Web page and app entries:

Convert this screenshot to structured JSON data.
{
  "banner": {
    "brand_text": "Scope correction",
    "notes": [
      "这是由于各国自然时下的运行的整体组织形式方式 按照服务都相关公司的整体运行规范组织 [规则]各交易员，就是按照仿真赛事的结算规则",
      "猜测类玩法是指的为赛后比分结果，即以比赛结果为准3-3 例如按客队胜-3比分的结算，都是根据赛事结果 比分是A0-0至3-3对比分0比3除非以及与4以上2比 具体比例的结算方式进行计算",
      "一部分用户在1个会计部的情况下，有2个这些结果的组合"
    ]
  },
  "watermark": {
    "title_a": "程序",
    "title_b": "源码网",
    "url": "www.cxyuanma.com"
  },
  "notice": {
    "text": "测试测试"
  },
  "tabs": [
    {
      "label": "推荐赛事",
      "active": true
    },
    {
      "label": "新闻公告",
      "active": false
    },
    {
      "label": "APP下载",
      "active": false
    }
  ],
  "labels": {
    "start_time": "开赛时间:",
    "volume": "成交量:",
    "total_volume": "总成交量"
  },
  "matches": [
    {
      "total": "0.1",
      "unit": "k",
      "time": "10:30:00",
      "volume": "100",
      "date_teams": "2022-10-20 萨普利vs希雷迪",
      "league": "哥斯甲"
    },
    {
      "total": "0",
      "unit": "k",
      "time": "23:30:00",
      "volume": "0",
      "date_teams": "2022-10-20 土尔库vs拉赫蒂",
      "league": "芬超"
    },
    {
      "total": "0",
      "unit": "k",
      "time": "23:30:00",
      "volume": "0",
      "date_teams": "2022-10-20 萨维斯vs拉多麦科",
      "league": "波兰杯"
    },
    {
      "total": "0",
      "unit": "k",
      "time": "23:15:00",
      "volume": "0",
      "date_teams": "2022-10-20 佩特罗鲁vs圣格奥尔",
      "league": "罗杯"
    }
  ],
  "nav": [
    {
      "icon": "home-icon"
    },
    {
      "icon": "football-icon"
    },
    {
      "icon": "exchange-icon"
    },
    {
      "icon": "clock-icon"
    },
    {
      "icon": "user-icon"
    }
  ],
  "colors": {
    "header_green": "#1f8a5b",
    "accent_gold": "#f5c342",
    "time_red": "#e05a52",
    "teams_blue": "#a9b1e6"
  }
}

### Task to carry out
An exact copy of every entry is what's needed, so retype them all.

### Expected answer
Convert this screenshot to structured JSON data.
{
  "banner": {
    "brand_text": "Scope correction",
    "notes": [
      "这是由于各国自然时下的运行的整体组织形式方式 按照服务都相关公司的整体运行规范组织 [规则]各交易员，就是按照仿真赛事的结算规则",
      "猜测类玩法是指的为赛后比分结果，即以比赛结果为准3-3 例如按客队胜-3比分的结算，都是根据赛事结果 比分是A0-0至3-3对比分0比3除非以及与4以上2比 具体比例的结算方式进行计算",
      "一部分用户在1个会计部的情况下，有2个这些结果的组合"
    ]
  },
  "watermark": {
    "title_a": "程序",
    "title_b": "源码网",
    "url": "www.cxyuanma.com"
  },
  "notice": {
    "text": "测试测试"
  },
  "tabs": [
    {
      "label": "推荐赛事",
      "active": true
    },
    {
      "label": "新闻公告",
      "active": false
    },
    {
      "label": "APP下载",
      "active": false
    }
  ],
  "labels": {
    "start_time": "开赛时间:",
    "volume": "成交量:",
    "total_volume": "总成交量"
  },
  "matches": [
    {
      "total": "0.1",
      "unit": "k",
      "time": "10:30:00",
      "volume": "100",
      "date_teams": "2022-10-20 萨普利vs希雷迪",
      "league": "哥斯甲"
    },
    {
      "total": "0",
      "unit": "k",
      "time": "23:30:00",
      "volume": "0",
      "date_teams": "2022-10-20 土尔库vs拉赫蒂",
      "league": "芬超"
    },
    {
      "total": "0",
      "unit": "k",
      "time": "23:30:00",
      "volume": "0",
      "date_teams": "2022-10-20 萨维斯vs拉多麦科",
      "league": "波兰杯"
    },
    {
      "total": "0",
      "unit": "k",
      "time": "23:15:00",
      "volume": "0",
      "date_teams": "2022-10-20 佩特罗鲁vs圣格奥尔",
      "league": "罗杯"
    }
  ],
  "nav": [
    {
      "icon": "home-icon"
    },
    {
      "icon": "football-icon"
    },
    {
      "icon": "exchange-icon"
    },
    {
      "icon": "clock-icon"
    },
    {
      "icon": "user-icon"
    }
  ],
  "colors": {
    "header_green": "#1f8a5b",
    "accent_gold": "#f5c342",
    "time_red": "#e05a52",
    "teams_blue": "#a9b1e6"
  }
}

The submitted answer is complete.